and so on and so forth.
### Open problems
This analysis is limited to the `lm` function, but there are others, both in R base (such as `glm`) and in other packages, which have different sets of input parameters and output. Instead of developing multiple sets of wrappers and methods, it would be desirable to manage everything through a common wrapper, class and set of methods (see, e.g., how `ggplot2::geom_smooth` works). It should be assessed whether this is possible, at least for a limited, widely-used, group of functions.
Also, there may be users interested in fitting linear models with units only, or with uncertainty only. As with the rest of the functionalities in these packages, it should be studied how to wisely break down this feature.
## Summary
This article summarises the latest enhancements in the `units`, `errors` and `quantities` packages, and provides some initial prospects on fitting linear models with quantities. Also, this is the last deliverable of the R-quantities project, which has reached the following milestones:
1. [A first working prototype](https://www.r-spatial.org/r/2018/03/01/quantities-first-prototype.html).
2. Support for [units and errors parsing](https://www.r-spatial.org/r/2018/05/07/parsing-quantities.html).
3. An analysis of [data wrangling operations with quantities](https://www.r-spatial.org/r/2018/06/27/wrangling-quantities.html).
4. Prospects on fitting linear models with quantities.
And along the way, there have been multiple exciting improvements, both in `units` and `errors`, to support all these features and make `quantities` possible, which is ready for an imminent CRAN release. This project ends, but the [r-quantities](https://github.com/r-quantities/) GitHub organisation will continue to thrive and to provide the best tools for quantity calculus to the R community.
## Acknowledgements

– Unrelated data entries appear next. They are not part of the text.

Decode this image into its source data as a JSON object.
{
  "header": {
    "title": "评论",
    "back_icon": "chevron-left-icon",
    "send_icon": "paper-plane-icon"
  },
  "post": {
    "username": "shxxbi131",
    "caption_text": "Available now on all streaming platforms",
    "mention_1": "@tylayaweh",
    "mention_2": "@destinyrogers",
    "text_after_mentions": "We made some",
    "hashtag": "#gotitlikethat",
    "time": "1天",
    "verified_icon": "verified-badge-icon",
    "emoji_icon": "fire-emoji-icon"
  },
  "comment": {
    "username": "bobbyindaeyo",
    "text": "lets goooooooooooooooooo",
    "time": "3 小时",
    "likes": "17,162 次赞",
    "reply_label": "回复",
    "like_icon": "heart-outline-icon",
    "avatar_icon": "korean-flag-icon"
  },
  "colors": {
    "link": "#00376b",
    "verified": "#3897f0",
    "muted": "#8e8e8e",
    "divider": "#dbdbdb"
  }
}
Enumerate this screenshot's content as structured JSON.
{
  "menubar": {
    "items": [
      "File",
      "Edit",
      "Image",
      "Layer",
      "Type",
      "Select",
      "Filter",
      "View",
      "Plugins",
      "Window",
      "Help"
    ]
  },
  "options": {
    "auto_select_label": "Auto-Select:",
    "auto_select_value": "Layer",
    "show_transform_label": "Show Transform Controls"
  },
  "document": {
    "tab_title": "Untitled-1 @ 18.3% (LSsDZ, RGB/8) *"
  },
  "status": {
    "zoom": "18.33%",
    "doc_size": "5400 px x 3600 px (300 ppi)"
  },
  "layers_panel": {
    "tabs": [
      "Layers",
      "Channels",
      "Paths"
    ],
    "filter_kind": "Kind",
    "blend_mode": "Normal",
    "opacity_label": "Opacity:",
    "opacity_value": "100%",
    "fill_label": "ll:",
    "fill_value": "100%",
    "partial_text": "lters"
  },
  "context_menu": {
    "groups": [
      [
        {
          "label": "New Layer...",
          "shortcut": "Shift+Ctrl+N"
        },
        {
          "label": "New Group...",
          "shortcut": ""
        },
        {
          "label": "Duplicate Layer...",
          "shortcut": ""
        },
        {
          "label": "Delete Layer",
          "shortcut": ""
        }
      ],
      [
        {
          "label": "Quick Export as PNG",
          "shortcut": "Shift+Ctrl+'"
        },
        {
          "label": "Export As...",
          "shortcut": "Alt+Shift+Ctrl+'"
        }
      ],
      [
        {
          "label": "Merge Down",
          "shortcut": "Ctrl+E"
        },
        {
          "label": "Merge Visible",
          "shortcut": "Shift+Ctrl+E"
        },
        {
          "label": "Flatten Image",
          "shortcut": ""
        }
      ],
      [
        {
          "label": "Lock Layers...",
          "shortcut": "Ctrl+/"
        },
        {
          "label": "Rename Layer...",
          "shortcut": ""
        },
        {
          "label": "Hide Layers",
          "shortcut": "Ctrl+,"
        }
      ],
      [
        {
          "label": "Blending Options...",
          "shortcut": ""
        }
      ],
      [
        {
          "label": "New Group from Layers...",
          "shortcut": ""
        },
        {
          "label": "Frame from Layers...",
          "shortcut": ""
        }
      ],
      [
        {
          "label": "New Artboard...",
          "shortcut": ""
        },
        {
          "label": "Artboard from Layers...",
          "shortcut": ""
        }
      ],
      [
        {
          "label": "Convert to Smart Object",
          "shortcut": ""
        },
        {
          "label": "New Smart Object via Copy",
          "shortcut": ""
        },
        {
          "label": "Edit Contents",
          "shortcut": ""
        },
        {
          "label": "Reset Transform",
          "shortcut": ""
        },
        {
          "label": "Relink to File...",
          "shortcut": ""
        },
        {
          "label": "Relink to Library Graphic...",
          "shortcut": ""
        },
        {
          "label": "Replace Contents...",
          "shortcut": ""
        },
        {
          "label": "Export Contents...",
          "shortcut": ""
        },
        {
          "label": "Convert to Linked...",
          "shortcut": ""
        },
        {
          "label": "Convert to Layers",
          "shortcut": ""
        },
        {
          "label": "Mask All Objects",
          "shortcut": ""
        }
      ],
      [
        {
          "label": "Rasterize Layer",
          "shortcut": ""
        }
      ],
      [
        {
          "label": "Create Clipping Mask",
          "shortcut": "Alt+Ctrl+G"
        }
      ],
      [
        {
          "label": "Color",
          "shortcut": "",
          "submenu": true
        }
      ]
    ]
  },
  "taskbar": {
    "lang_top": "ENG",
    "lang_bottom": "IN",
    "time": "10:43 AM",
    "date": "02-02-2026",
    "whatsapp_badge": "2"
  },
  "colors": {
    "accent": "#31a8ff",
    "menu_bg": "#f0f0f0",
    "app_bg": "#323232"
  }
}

This project gratefully acknowledges financial support from the R Consortium. Also I would like to thank Edzer Pebesma for his continued support and collaboration.